In a bargaining session with the Coalition of Graduate Employees on May 13, Oregon State University announced its plans to cut their Cost of Living Adjustment entirely. COLA provides an increase in benefits to graduate employees which counteracts inflation.
OSU also rejected CGE’s childcare, housing, grievances, insurance, and training proposals, which have been elaborated on in our prior coverage. Negotiations between the university and coalition have been underway since October of 2019.
“CGE’s proposed contract language includes support for affordable housing, childcare, a hardship fund, and a cost of living adjustment increase to 6%,” says OSU undergraduate and Contract Action Team Member Tali Ilkovitch. “Graduate workers currently receive a 2% increase, which ensures that their wages keep up with local inflation, meaning a loss of COLA is essentially a pay cut.”
As a labor union, CGE represents over 1,800 graduate teaching and research assistants at OSU. Since March, negotiations have shifted to an online platform, due to Gov. Kate Brown’s executive stay at home order.

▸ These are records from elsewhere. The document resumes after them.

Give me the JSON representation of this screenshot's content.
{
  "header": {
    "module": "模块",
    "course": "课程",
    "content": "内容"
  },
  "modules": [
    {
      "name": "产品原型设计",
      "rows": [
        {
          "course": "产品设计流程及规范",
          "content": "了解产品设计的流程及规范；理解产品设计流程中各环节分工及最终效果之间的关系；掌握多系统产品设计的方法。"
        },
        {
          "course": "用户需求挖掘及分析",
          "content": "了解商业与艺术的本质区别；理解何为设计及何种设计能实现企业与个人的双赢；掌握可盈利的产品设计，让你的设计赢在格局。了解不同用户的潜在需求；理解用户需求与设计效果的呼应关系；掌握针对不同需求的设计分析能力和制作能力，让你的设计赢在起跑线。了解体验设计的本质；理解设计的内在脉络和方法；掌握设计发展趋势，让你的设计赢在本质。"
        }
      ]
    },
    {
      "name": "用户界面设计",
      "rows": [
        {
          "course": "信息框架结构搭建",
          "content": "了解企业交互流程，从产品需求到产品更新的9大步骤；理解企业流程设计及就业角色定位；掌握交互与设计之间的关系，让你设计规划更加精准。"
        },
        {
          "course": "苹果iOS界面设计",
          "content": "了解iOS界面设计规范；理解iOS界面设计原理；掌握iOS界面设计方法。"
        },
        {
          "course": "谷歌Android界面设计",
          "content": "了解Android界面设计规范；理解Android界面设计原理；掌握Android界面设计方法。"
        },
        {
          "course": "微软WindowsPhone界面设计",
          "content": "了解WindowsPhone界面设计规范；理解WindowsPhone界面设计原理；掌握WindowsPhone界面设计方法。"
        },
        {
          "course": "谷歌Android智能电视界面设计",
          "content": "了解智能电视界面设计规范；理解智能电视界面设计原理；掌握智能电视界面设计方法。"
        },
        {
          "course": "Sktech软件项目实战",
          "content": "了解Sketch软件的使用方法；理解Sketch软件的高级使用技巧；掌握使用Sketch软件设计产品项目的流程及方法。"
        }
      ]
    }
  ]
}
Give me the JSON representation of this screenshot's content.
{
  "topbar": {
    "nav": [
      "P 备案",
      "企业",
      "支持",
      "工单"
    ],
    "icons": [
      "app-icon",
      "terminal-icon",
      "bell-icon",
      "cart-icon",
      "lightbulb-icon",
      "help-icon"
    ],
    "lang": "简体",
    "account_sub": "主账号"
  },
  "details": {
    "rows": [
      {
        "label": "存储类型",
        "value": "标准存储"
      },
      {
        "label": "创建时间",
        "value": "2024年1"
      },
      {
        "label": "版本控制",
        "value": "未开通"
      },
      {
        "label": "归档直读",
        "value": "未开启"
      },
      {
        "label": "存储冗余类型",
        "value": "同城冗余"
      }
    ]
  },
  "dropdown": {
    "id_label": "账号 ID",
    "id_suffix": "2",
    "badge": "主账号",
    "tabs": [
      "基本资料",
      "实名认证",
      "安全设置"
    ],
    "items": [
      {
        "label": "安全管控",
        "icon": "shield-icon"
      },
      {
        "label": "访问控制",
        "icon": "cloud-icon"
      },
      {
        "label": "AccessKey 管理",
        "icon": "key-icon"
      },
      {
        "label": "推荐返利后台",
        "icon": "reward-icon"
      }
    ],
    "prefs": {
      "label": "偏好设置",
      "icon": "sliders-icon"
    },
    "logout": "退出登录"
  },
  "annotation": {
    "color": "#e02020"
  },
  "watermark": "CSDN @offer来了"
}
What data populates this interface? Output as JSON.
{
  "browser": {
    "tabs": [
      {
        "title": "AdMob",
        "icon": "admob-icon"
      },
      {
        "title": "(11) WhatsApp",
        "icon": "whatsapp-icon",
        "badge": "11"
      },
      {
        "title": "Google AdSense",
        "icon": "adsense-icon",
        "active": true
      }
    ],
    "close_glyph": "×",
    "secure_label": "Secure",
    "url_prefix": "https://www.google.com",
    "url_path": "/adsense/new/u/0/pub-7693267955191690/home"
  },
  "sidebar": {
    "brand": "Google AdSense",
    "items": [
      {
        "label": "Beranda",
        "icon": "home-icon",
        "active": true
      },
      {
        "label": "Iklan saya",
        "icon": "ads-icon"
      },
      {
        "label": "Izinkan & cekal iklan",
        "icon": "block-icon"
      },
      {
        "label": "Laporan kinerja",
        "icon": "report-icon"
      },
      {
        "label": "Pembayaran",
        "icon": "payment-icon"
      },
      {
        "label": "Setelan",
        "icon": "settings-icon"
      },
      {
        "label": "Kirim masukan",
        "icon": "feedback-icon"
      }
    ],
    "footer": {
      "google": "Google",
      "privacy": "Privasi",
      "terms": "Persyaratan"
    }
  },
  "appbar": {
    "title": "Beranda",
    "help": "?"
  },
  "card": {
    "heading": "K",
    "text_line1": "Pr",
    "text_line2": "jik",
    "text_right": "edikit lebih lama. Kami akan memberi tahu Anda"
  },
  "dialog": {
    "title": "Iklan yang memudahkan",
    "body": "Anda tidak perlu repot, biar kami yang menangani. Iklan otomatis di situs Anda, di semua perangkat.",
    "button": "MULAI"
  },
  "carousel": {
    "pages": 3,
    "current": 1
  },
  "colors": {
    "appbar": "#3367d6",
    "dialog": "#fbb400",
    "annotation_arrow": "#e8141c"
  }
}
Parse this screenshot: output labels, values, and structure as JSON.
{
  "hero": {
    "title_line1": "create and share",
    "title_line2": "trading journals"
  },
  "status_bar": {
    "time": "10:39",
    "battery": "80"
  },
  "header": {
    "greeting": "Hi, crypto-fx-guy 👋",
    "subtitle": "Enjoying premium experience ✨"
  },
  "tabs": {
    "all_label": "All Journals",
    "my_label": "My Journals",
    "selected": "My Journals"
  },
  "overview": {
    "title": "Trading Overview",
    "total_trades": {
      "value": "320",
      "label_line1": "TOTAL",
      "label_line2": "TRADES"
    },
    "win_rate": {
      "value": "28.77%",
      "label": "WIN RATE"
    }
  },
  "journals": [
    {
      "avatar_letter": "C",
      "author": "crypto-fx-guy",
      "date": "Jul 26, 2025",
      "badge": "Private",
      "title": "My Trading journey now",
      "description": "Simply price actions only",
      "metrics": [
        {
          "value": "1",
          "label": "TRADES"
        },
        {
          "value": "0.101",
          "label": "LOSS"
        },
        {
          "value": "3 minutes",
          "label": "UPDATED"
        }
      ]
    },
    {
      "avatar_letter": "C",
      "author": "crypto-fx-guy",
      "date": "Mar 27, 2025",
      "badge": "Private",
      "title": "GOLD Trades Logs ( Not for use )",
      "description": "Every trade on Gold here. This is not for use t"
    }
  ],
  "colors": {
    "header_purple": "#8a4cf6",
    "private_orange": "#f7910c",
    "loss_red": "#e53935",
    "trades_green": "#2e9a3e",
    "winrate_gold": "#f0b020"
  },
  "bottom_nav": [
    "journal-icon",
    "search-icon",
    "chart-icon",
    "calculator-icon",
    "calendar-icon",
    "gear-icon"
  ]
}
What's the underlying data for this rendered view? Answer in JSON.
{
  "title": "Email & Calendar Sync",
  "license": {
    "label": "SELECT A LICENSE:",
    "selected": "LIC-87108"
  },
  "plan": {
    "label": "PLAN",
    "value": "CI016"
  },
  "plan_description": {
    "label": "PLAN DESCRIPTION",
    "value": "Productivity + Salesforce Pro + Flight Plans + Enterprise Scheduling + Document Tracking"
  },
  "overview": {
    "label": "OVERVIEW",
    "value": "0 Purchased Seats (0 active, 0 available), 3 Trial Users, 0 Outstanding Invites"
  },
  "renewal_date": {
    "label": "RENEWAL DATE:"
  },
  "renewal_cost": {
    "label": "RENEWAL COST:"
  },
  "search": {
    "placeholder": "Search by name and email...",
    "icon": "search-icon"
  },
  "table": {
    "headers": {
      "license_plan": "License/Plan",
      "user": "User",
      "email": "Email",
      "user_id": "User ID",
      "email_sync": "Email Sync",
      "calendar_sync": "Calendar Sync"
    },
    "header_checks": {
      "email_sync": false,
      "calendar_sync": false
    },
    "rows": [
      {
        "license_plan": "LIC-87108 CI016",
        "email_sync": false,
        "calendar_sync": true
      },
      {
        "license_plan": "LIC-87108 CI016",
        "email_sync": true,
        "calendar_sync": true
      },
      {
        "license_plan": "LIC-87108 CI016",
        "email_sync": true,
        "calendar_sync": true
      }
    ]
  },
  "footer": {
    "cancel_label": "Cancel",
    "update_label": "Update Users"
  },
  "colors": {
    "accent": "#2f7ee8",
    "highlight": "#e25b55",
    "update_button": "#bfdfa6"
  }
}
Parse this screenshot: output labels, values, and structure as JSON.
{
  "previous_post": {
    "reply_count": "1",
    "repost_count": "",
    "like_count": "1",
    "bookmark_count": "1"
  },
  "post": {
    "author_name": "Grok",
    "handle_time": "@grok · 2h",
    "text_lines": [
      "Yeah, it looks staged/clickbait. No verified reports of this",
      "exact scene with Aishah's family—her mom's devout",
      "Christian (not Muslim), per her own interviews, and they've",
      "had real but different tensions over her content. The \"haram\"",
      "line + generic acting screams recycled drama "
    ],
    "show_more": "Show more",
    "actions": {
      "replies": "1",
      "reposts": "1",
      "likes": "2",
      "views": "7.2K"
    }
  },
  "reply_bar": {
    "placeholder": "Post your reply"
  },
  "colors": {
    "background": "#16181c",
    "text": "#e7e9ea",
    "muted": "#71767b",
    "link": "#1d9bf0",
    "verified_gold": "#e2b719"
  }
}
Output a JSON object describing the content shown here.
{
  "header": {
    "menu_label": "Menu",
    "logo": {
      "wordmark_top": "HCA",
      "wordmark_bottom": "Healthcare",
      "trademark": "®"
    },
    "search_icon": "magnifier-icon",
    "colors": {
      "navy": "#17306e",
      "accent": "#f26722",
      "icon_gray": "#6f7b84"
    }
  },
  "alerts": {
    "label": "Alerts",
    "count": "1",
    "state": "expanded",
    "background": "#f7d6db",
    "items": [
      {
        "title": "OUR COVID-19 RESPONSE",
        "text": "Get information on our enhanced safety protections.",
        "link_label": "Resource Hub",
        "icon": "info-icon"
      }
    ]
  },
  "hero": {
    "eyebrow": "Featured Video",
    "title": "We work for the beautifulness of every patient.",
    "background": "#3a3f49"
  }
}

While sessions are not open to the public, the CGE posts detailed reviews of each on their blog. Their next session is scheduled for Wednesday, March 20 from 2-4:30 p.m.
Graduate employee and union member Alicia Ward comments, “OSU claims this is necessary due to potential budget deficits caused by COVID-19, however none of the upper administration has yet taken a pay cut, and Ed Ray still makes more than 16 times the median household income of Corvallis.”
Similarly, Graduate employee Eli Matej Anderson stresses, “I already pay over half of my income in rent every month. A colleague of mine pays nearly their entire income every month in rent. These numbers don’t even include other basic necessities, like Internet, electricity, food, car insurance, gas, and childcare.”
Ilkovitch says she’s been attending negotiations for the past several months. “At these bargaining sessions, I have heard testimonies that are beyond unsettling. Mothers who struggle to house and feed their children, [and] workers who live in their vehicles or can’t visit sick or dying family members were among the hundreds of OSU graduate employees who came to testify. Yet the university’s response to these testimonies is a pay cut during a global crisis.”
“In addition to their mistreatment of graduate employees,” Ilkovitch continues, “OSU wants to get rid of the on-campus pharmacy, rescinding essential health services that many students rely on, and has yet to provide hazard pay for housing and dining/research employees who keep the university running on the front-lines.”
Several requests for comment from OSU Vice-President of Marketing and Communications Steve Clark remained unanswered.
UPDATE, 2:26 PM, MAY 20, 2020:
Subsequent to this story’s publication, and after our announced deadline, we received this quote from Vice President of University Relations and Marketing Steve Clark:
By Stevie Beisswanger